Church steps in to mould the men against GBV
BY LAME LUCAS
Botswana continues to experience high incidents of Gender Based Violence (GBV) and associated loss of life, which are mostly perpetuated by men against women and children.
Deputy Permanent Secretary in the Ministry of Defence and Security, Brigadier Tebo Dikole lamented that this happens despite various interventions in place from government and civil society organisations.
He was speaking last week at the Men’s Convention convened by In-Christ Bible Institute University
under the theme, ‘His Heart, His Life, His God’.

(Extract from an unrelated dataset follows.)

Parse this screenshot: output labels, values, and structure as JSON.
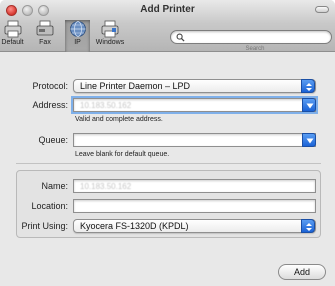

Men were urged to adopt a positive attitude and treat women and children with the outmost respect that they deserve. According to Dikole, to fight social ills in communities, mindset plays a significant role in attaining success or failure. He said that a person’s mindset is a set of beliefs that determine how one makes sense of the world and oneself. “Our mindset influences how we think, feel and behave. Successful changes in the security sector will only happen when people make individual changes”, Dikole said. Dikole highlighted that as a ministry, they value the church as a critical partner in promoting the right mindset for peace-building and moral or spiritual upliftment. He said applying mindset change can help ensure a zero-tolerance’ stance towards social ills such as GBV, child abuse and use of elicit drugs. Founder and Chancellor for In-Christ Bible Institute University, Dr Malebogo Rathedi said that the boy child is often left behind when issues such as GBV are addressed hence the need to mould a new man. She noted that a church plays a pivotal role in ensuring that Christian men pride themselves with a positive character to become role models for the young ones. “Representation of girls and children is very powerful as every child’s right is to be protected,” she said, further challenging faith leaders and institutions to work together in upholding the rights of children and women from any forms of violence. She highlighted that faith leaders are trusted partners and a strong voice in their communities in addressing the root causes of GBV, deepening their commitment to mobilise and engage.